Goal of the exercise:
For the word "Seoul", tally the lines of the data that contain it and give the tally alone.

(Stored data entries)
------
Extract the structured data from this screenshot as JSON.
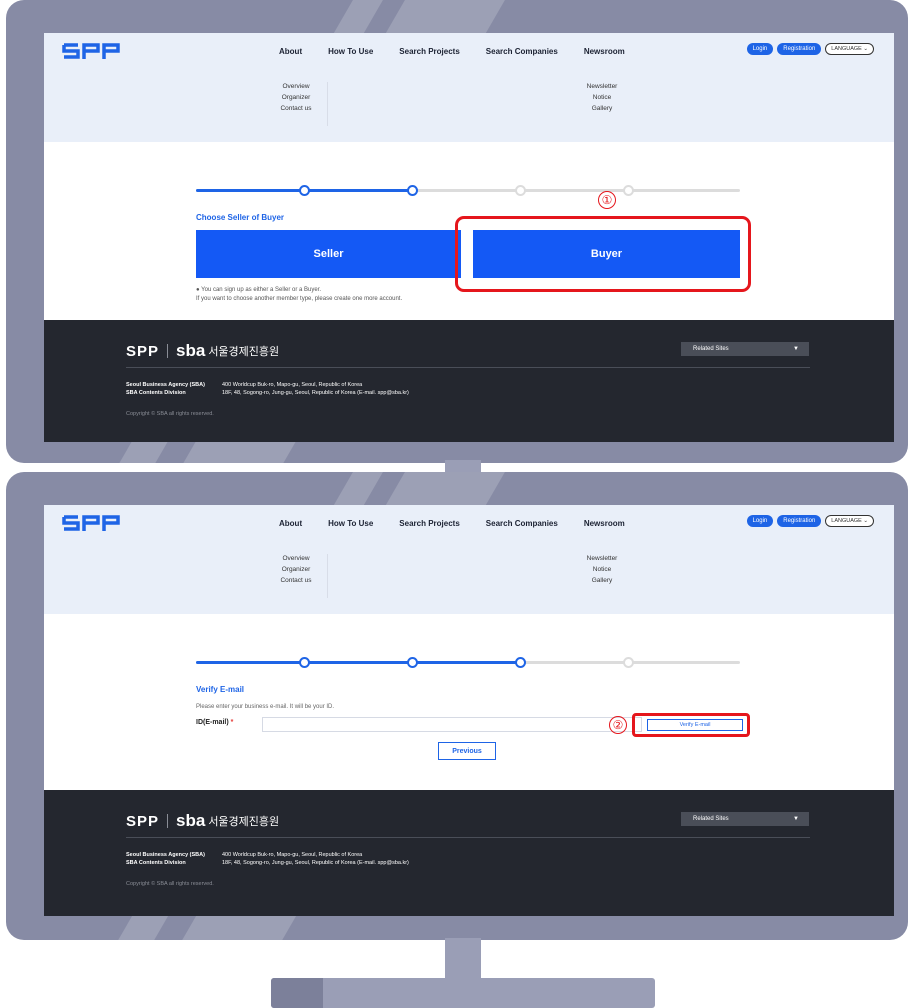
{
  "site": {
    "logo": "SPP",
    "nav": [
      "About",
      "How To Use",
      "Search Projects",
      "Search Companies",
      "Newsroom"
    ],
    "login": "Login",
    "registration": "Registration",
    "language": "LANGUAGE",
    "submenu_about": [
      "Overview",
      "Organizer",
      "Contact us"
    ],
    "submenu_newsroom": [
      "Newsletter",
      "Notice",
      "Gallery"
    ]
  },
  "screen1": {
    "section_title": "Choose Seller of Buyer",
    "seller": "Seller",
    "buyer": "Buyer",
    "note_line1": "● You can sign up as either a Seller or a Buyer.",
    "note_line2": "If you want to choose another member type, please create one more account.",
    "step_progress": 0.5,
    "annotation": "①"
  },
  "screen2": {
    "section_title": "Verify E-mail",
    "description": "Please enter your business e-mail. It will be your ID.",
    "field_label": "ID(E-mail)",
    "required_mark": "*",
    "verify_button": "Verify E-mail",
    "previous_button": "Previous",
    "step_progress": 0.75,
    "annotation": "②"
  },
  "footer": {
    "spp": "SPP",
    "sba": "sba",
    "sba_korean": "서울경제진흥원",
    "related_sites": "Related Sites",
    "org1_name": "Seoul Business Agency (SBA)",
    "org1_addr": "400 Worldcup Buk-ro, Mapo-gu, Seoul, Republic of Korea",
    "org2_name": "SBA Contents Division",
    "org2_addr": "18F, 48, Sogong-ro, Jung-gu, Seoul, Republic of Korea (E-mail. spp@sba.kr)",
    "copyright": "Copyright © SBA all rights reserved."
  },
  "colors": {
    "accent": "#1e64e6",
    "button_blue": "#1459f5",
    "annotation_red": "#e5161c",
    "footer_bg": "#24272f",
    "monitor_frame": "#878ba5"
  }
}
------
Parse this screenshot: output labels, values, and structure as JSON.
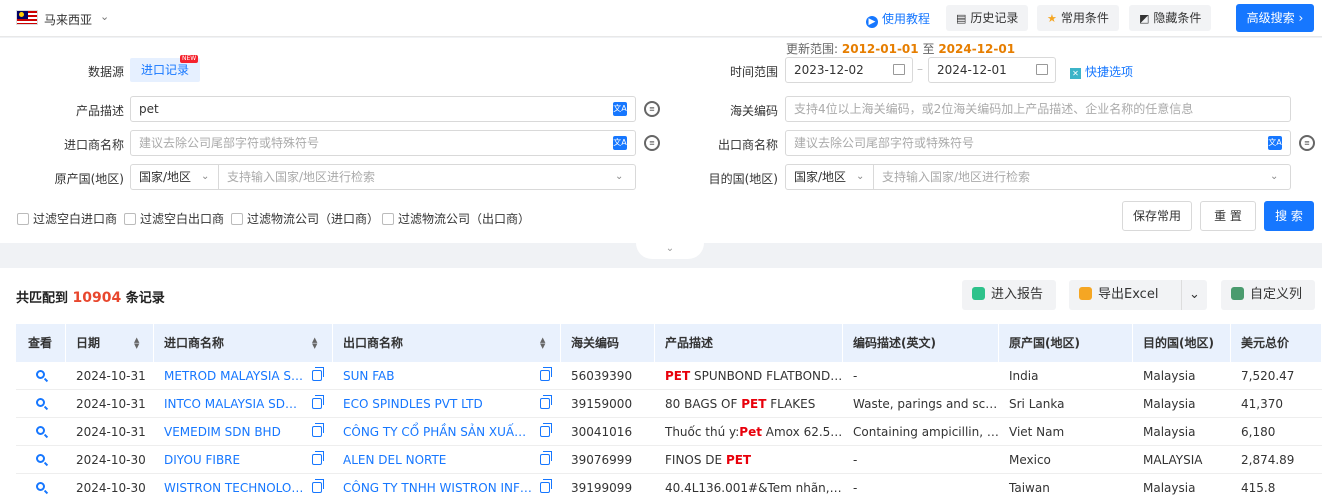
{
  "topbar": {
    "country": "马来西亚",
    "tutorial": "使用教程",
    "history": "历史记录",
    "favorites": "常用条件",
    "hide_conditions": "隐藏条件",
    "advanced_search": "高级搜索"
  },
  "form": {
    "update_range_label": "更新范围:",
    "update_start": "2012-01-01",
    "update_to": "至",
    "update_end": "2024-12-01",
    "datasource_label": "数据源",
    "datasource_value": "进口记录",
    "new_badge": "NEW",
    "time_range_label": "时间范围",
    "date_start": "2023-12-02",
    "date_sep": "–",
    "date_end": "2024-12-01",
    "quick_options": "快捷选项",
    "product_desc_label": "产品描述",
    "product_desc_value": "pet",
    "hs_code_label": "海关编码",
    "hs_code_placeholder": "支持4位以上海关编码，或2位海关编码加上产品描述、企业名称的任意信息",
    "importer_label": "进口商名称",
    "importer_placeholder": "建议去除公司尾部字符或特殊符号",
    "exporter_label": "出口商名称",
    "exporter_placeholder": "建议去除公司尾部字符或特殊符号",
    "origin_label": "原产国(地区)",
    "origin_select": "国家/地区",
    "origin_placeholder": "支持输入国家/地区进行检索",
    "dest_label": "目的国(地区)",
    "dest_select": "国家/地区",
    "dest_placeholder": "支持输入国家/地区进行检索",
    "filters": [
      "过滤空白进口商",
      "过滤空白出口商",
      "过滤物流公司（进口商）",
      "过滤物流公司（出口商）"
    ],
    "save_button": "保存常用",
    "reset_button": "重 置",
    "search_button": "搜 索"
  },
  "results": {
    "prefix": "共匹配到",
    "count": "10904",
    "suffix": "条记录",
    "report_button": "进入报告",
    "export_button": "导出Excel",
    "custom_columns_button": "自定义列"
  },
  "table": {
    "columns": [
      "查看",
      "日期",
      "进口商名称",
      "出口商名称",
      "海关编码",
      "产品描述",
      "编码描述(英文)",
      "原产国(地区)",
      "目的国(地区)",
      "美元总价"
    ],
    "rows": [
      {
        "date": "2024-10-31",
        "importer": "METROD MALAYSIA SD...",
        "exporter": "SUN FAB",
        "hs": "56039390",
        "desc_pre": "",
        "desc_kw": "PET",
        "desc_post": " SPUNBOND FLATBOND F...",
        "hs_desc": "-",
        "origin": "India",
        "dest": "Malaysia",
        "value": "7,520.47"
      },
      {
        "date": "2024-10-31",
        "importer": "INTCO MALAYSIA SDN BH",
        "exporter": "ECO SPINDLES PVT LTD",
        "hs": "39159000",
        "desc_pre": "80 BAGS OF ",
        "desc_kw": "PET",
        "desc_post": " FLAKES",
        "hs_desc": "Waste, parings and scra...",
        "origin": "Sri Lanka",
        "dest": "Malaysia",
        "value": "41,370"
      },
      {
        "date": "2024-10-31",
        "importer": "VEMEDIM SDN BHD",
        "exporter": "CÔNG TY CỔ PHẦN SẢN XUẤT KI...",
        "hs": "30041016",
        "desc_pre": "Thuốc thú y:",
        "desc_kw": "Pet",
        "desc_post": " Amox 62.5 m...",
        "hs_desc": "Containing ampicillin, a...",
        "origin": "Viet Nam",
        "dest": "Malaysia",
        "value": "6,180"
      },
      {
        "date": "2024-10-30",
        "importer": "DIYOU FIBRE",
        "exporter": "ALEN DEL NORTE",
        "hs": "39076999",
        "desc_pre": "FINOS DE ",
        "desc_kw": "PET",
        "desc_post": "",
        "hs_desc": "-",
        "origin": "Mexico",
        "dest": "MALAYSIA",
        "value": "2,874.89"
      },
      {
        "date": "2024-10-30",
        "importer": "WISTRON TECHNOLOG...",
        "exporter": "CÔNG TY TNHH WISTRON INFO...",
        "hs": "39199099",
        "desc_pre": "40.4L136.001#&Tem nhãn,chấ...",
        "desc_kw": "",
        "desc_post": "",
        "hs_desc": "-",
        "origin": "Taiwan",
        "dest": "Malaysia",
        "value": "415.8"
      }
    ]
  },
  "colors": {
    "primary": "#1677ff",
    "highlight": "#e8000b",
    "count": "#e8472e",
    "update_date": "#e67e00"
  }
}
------
Task solution:
3